Senior author and lead researcher of this ground breaking findings, Dr. Kenneth R. Chien, director of the Cardiovascular Research Center at Massachusetts General Hospital and principal faculty member at the Harvard Stem Cell Institute and his colleagues began their work by searching in fetal human hearts for master cells, grandfather cells that give rise to three major types of tissue.
Researchers used embryonic stem cells as are capable of turning into any cell in the human body, to create the master stem cells. They tagged those cells, and confirmed that the master cells gave rise to three types of cells.
They also identified a family of “intermediate’’ cells, each of which is a mother to a single kind of tissue - giving rise to heart muscle tissue, smooth muscle tissue that contracts to regulate blood flow, or endothelial cells that line blood vessel walls.
Primarily researchers find the presence of master cells in fetal hearts, but found that they decrease in number as the heart develops. They turned to human embryonic stem cells to better understand the cells and their potential applications.
According to Chin, the work will open up the windows for regenerative medicine. In the field of regenerative medicine its being a long desire and hope to find out a solution or tool that can solve the ambiguous, disappointing, marginal, and, in certain cases, negative results in attempts to repair damaged heart tissue using different types of cells.
Using the actual human cells affected which are effected by a disease, instead of animal , could potentially speed up drug development along with accuracy. Testing the drugs on human heart cells will give the chances to alter the defects if any before clinical trials.
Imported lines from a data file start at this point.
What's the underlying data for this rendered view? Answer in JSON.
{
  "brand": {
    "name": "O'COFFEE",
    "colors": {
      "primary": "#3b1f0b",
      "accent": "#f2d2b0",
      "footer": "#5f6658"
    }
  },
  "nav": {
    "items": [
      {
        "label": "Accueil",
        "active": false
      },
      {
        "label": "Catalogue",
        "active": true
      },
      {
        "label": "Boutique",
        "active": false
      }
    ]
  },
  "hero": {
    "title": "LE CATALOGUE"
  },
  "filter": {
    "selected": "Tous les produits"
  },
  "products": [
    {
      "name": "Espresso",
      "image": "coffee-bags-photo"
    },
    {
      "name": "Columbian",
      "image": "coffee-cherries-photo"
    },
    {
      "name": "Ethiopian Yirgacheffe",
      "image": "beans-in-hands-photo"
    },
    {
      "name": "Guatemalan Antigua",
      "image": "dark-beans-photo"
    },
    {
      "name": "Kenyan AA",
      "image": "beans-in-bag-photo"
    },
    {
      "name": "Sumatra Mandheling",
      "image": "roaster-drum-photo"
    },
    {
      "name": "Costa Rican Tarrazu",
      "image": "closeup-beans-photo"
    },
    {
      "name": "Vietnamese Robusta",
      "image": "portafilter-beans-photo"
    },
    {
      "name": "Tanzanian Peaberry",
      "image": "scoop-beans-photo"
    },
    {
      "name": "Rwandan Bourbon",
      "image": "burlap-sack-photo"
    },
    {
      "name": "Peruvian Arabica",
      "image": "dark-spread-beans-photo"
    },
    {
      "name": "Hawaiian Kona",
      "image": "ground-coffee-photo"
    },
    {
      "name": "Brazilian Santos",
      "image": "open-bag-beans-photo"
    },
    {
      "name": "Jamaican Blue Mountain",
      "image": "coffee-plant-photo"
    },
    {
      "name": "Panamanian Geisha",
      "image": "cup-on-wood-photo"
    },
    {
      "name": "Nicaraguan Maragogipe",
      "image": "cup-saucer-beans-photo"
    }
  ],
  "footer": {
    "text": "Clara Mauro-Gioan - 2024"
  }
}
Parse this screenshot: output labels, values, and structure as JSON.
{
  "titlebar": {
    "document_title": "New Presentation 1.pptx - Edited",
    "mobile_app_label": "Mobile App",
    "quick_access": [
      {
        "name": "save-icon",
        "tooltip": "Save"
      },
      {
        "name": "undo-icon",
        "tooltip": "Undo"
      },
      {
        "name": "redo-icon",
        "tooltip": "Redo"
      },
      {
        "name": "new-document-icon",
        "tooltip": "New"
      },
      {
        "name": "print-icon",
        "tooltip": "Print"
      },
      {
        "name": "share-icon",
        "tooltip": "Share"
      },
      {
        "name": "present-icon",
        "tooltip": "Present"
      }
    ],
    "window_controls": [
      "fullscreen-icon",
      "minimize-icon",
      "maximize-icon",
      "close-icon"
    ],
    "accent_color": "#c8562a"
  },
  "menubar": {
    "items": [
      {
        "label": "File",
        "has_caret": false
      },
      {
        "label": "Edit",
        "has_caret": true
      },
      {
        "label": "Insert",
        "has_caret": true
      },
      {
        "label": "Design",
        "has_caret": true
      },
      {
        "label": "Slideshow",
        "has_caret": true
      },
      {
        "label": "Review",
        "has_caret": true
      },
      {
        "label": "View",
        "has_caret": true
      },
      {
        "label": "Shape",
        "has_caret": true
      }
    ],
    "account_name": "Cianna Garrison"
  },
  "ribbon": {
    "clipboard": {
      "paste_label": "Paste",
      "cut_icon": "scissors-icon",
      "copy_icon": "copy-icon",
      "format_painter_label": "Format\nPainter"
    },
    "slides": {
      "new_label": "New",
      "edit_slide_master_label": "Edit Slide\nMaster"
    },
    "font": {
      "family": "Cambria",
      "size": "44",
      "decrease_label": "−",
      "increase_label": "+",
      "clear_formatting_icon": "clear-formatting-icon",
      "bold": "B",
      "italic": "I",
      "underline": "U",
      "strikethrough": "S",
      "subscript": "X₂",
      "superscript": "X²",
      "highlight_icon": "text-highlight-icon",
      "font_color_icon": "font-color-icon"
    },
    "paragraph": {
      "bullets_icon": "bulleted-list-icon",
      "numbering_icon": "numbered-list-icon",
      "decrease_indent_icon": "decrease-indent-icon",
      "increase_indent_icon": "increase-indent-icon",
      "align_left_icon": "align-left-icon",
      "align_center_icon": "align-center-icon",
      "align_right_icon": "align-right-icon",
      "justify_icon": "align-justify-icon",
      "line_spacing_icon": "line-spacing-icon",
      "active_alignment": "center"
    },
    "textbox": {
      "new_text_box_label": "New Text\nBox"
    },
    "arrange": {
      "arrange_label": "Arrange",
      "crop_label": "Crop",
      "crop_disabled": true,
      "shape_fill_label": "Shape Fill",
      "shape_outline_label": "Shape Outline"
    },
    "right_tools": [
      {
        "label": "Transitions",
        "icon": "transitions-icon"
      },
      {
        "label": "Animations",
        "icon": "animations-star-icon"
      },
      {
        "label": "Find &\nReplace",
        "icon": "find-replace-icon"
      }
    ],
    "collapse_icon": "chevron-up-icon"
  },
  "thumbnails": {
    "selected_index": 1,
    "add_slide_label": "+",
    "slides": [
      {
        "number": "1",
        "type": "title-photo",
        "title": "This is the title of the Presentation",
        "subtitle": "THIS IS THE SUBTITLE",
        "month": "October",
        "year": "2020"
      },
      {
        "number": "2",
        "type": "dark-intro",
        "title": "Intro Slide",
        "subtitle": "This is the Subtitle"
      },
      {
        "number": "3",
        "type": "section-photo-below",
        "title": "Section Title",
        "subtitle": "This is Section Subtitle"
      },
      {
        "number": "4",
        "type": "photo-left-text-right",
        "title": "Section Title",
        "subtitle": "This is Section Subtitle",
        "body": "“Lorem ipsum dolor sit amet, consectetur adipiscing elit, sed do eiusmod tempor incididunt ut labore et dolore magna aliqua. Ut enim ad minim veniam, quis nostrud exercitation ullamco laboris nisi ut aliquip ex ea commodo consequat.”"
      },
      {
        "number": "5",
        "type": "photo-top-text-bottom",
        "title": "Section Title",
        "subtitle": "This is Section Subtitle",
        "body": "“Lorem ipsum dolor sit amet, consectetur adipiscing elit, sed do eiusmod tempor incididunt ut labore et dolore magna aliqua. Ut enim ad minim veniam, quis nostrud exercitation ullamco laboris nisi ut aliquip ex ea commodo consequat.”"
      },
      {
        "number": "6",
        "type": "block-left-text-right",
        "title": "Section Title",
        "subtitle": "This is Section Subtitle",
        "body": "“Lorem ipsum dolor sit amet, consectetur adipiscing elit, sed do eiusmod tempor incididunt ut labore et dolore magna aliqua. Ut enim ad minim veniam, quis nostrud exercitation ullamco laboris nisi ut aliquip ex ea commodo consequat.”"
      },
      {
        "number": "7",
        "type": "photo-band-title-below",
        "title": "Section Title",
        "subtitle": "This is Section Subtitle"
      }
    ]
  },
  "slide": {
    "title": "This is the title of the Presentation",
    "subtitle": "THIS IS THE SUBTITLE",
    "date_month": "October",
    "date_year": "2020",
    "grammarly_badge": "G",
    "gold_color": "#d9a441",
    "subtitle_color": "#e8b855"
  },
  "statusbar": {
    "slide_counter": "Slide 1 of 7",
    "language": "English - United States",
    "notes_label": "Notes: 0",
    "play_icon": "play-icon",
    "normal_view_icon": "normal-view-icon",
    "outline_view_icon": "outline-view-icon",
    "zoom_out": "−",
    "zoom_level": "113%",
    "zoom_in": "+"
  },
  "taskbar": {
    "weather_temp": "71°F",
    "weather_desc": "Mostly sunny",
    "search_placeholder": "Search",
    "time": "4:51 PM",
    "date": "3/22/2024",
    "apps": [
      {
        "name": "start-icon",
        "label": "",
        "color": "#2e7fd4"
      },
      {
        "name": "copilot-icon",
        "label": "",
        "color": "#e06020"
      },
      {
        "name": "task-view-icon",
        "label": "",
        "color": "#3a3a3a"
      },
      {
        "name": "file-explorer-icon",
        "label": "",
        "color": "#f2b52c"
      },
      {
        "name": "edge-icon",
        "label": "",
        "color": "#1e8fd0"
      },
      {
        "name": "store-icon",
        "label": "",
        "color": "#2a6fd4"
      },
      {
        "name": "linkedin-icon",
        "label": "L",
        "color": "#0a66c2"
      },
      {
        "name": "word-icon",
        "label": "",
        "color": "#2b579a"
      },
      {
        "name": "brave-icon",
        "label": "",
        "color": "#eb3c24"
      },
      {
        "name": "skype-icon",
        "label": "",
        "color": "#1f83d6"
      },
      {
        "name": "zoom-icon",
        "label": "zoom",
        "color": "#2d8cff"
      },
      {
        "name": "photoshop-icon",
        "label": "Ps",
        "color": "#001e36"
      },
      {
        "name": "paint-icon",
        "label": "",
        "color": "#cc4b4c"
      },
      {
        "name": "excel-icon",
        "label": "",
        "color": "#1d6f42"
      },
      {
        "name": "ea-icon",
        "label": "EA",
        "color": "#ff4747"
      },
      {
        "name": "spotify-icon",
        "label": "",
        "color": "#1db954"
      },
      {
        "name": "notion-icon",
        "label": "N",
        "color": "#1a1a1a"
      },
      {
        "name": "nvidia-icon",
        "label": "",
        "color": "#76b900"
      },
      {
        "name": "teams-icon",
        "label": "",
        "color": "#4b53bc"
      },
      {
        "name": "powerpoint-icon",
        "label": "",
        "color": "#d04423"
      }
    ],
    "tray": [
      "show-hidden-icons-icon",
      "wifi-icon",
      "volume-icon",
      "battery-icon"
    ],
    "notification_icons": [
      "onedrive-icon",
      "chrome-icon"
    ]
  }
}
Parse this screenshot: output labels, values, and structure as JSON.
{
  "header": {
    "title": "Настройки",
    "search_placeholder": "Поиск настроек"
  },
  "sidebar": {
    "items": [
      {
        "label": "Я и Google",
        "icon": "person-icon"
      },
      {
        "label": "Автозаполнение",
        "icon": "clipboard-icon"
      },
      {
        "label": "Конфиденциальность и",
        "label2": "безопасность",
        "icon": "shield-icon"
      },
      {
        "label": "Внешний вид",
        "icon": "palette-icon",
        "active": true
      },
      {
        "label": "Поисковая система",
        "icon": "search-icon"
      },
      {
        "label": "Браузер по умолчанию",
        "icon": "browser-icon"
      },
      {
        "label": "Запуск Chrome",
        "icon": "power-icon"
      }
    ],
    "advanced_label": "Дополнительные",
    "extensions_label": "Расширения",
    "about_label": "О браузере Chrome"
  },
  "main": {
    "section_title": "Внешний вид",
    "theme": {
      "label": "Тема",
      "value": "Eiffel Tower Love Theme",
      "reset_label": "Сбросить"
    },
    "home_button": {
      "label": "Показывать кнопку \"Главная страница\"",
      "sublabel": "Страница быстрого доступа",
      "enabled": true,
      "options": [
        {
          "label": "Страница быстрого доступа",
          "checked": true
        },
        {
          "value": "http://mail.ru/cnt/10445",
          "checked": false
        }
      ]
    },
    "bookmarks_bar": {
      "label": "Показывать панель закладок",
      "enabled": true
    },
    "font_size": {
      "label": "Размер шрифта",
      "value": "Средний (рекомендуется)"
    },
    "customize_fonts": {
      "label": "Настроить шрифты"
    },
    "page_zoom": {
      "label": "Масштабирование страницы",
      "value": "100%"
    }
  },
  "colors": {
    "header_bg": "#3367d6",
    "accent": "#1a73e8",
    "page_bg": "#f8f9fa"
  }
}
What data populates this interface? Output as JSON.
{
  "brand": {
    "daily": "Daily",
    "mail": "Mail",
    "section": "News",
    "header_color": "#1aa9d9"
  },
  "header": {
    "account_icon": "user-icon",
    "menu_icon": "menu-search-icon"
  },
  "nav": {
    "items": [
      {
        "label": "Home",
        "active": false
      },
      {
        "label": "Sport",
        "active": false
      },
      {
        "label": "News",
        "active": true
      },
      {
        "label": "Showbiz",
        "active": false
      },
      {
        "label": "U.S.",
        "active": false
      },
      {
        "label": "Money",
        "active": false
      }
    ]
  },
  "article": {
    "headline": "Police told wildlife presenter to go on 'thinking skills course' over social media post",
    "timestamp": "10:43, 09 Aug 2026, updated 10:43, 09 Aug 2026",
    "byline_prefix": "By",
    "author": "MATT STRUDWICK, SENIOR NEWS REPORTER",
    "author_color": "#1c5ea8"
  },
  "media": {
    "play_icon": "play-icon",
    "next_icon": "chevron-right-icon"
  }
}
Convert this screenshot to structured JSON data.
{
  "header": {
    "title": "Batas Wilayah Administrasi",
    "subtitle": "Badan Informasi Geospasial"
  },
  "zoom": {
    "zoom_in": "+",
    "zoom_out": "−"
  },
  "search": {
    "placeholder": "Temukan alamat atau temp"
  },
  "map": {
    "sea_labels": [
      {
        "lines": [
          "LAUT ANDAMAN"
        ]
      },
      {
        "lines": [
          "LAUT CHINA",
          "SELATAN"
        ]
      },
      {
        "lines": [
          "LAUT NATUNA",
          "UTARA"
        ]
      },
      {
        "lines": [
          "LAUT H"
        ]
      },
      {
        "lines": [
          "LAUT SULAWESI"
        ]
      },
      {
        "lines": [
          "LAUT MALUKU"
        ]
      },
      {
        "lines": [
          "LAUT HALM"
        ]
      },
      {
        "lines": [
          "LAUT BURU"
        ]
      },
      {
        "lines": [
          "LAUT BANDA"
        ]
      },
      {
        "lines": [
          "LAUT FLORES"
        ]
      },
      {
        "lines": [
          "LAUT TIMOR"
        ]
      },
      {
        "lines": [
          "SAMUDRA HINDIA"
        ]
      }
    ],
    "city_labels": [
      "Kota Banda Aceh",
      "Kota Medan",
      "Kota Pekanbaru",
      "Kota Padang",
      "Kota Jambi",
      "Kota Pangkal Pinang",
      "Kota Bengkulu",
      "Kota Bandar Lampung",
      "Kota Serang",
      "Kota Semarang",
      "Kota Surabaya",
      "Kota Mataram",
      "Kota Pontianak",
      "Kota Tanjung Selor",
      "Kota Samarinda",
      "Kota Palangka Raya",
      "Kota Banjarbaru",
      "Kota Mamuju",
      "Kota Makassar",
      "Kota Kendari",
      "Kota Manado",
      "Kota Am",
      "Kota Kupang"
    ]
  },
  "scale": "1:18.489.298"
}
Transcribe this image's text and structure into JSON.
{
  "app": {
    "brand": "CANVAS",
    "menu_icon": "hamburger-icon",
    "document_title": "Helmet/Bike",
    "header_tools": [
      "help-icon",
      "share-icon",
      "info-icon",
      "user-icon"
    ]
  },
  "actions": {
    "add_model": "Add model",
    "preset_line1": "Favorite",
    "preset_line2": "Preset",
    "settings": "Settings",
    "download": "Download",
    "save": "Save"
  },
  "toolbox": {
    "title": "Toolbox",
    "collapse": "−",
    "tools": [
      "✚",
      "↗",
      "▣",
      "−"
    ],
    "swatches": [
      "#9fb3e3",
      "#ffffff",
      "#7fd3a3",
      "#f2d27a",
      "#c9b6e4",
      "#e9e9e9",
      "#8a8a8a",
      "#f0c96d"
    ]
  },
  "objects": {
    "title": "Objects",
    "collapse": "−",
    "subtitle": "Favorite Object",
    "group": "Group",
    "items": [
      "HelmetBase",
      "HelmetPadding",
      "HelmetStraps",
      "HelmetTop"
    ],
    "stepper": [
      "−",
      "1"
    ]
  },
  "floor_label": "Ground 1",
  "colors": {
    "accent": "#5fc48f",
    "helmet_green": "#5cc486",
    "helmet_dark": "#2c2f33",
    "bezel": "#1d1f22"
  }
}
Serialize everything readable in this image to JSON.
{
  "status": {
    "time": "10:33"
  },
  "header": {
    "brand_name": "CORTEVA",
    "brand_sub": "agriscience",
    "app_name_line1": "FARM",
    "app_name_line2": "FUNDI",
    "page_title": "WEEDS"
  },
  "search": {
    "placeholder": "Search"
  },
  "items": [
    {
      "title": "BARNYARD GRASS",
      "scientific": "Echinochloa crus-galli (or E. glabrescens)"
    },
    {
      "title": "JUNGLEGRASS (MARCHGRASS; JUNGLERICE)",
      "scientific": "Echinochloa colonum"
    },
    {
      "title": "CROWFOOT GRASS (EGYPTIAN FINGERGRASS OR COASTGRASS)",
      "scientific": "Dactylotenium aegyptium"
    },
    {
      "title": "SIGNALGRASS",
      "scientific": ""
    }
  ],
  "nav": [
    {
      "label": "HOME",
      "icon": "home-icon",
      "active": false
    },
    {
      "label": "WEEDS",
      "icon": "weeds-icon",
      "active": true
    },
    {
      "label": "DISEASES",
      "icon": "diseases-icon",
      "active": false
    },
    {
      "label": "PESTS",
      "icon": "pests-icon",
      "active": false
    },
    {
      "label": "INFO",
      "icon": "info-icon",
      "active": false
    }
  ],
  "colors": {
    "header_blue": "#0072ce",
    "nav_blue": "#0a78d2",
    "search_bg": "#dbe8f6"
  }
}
Pharmaceutical giants like GlaxoSmithKline who made a $25 million investment in the Harvard Stem Cell Institute last year, shows interests in using stem cells to achieve accuracy in drug discovery within a shorter period of time.
This groundbreaking discovery has been published in Nature.